A Derby Tale Out of This World

Aug 1, 2012 | ASD History

Fire N Desire wins 1969 Manitoba Derby

Fire N Desire wins 1969 Manitoba Derby

by Bob

On Monday, August 6, the Manitoba Derby will celebrate its 64th running, but this past July 19 marked the 43rd anniversary of what might have been the best ever Derby run at Assiniboia Downs – one that was just out of this world.

The 1969 classic had all of the elements of a great race. First and foremost it took place on the eve of the greatest historical achievement in the history on mankind, the July 20, 1969 Apollo 11 moon landing with Neil Armstrong and company. In addition, five of the nine combatants were sired by Nearctic, the sire of the great Northern Dancer.

Two of the countries top jockeys were on hand to try and win the $12,500 added Derby. Avelino Gomez was riding Warren Beasley’s Icy Song and Brian Swatuk was riding Conn Smythe’s The Northerner. Gomez had just finished notching his fourth Queen’s Plate win aboard Beasley’s Jumpin Joseph and Swatuk had ridden 224 winners and won $580,424 in purse money in 1968 to make him Canada’s top jock.

Beasley pretty much embodied everything westerners have come to dislike about certain eastern interests. He won the Queen’s Plate with Jumpin Joseph, who had been rumored to be headed west to contest Manitoba’s derby, but somewhere along the way these plans were derailed.

There were stories that the Queen’s Plate winner was injured and couldn’t make the trip and maybe he was, but there were other reports which suggested that may be our Derby just wasn’t worthy of his presence. I remember reading an article wherein Jumpin Joseph’s connections were quoted as saying “why use a shotgun when a rifle will do the job!”
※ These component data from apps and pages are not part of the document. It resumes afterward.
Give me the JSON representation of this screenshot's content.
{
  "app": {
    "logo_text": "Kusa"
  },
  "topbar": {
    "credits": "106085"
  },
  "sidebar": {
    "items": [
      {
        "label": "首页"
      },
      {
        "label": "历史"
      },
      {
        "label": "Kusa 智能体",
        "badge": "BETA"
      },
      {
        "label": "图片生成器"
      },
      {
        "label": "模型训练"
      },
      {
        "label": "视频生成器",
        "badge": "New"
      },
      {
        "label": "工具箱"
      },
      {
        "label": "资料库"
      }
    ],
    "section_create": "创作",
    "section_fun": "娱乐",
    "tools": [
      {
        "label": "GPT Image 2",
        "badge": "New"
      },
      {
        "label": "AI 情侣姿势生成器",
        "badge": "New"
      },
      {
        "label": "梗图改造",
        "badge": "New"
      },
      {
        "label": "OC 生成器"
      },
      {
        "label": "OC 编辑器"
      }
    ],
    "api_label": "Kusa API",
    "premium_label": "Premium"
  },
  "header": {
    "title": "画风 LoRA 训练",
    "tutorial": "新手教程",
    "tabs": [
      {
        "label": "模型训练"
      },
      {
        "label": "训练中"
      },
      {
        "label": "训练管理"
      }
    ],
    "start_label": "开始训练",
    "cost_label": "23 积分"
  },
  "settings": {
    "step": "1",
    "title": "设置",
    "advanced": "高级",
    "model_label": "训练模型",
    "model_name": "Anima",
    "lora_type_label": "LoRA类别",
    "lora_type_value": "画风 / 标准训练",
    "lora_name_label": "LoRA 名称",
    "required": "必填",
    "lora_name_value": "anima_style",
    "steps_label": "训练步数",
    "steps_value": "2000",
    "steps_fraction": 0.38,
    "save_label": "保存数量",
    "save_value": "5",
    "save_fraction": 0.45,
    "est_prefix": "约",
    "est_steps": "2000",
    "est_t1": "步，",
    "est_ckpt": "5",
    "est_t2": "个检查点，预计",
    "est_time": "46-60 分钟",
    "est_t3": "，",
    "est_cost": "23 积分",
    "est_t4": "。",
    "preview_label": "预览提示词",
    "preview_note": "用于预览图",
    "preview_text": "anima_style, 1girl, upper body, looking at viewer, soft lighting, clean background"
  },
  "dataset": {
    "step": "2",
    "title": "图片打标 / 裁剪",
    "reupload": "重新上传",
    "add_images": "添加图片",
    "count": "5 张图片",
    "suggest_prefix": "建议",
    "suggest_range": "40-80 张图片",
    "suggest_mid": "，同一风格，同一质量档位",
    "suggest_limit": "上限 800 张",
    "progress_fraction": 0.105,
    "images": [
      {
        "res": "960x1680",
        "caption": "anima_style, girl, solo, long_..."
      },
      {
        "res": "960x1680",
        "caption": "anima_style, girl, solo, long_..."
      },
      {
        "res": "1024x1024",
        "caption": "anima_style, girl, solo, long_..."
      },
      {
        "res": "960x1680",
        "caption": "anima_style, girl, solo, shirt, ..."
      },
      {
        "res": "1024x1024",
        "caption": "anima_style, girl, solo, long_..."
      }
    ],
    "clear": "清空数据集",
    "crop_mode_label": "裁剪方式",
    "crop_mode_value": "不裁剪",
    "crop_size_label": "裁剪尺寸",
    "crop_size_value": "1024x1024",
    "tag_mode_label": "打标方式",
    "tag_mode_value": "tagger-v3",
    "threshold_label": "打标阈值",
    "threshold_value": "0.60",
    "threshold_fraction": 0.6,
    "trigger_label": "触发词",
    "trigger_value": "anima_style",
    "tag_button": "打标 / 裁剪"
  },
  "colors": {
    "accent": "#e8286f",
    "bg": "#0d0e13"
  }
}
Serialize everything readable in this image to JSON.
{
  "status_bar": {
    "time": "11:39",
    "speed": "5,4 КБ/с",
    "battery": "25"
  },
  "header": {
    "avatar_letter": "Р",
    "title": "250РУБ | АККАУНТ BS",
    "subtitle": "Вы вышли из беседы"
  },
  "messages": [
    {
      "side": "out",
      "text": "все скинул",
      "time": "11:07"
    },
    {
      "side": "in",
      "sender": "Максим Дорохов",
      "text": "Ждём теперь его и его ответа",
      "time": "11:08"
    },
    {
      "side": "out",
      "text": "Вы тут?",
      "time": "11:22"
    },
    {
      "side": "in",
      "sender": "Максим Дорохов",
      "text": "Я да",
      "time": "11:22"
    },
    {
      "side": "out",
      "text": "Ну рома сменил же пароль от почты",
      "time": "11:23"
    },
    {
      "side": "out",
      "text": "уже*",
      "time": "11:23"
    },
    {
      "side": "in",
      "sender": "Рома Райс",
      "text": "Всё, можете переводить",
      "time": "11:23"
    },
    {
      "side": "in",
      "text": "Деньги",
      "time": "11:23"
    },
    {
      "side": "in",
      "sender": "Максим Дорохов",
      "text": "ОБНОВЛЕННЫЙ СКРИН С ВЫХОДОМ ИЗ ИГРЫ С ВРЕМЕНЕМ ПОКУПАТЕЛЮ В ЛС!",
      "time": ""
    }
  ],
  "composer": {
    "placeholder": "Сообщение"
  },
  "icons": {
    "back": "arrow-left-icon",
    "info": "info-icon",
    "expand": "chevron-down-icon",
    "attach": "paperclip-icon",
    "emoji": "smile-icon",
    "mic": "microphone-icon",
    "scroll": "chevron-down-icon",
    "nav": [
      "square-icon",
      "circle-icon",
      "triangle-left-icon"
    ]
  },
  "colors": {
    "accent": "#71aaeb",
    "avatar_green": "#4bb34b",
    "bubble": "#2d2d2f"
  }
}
Needless to say, such reports did nothing to improve the popularity of Icy Song. Icy Song’s jockey, “El Perfecto” (Gomez) had a colourful personality and carried himself with a distinct arrogance, but he was soon to turn 41 and it appeared that his best years were possibly behind him.

Fire N Desire was a true “rags to riches” story as a former claimer and the true “Cinderella” horse in the race. His owners, Sam Lima and Morris Rose, had claimed the colt for a measly $12,000. Fire N Desire had won more than $30,000 since being claimed for Rose and Lima, bolstered by a victory in the Queens’ Plate Derby Trial and a third-place finish to Jumpin Joseph in the Queen’s Plate. Rose and Lima thought enough about the Derby to ship their horse in early to run in the St. James-Assiniboia Handicap, which at the time was the prep race for the Derby. And if that wasn’t enough, he was slated to be ridden by four-time leading jockey at the Downs, Dickie Armstrong.

Fire N Desire was sent postward as the favourite with Icy Song not far behind. The official form chart reflects that after the opening quarter Fire N Desire bested Icy Song all the way to the wire, but several years later Dick Armstrong told me that Icy Song got his nose in front a couple of times in between the points of call. After a grueling battle in the stretch, Fire N Desire beat Icy Song by a “short” head, some even called it a nose, and set up, at that time, a record low Quinella of $3.10. The resulting Quinella was thought to have been a foregone conclusion, a “gimmie” as it were.

The finish met with thunderous applause as Fire N Desire and Armstrong outlasted Icy Song and Gomez in what was truly one of the best stretch duels of all time at the Downs. The edge went to Armstrong, who had pinned Gomez down on the rail. The headline in the Winnipeg Free Press said it all – “Fire N Desire Had Just Enough of Both.”

For what it’s worth, this race in my humble view will go down as one of, if not the best horse race ever run at the Downs, “out of this world” if you will. I remember it as clearly as if it had happened yesterday.

And if you will permit me a personal indulgence – what was extra-special for me was the fact that this was a day that my Dad and I had made a father and son day at the races. It’s a day that I remember fondly and probably the most special day that my Dad and I ever shared. And yes, the very next day a man landed on the moon!

So there you have it, a Derby tale that is out of this world. On July 19, 1969 Dick Armstrong won the Manitoba Derby aboard Fire N Desire and the following day Neil Armstrong aboard Lunar Module “Eagle” won the race to be the first man on the moon, landing safely at the Sea of Tranquility.

Two Armstrongs making history worlds apart.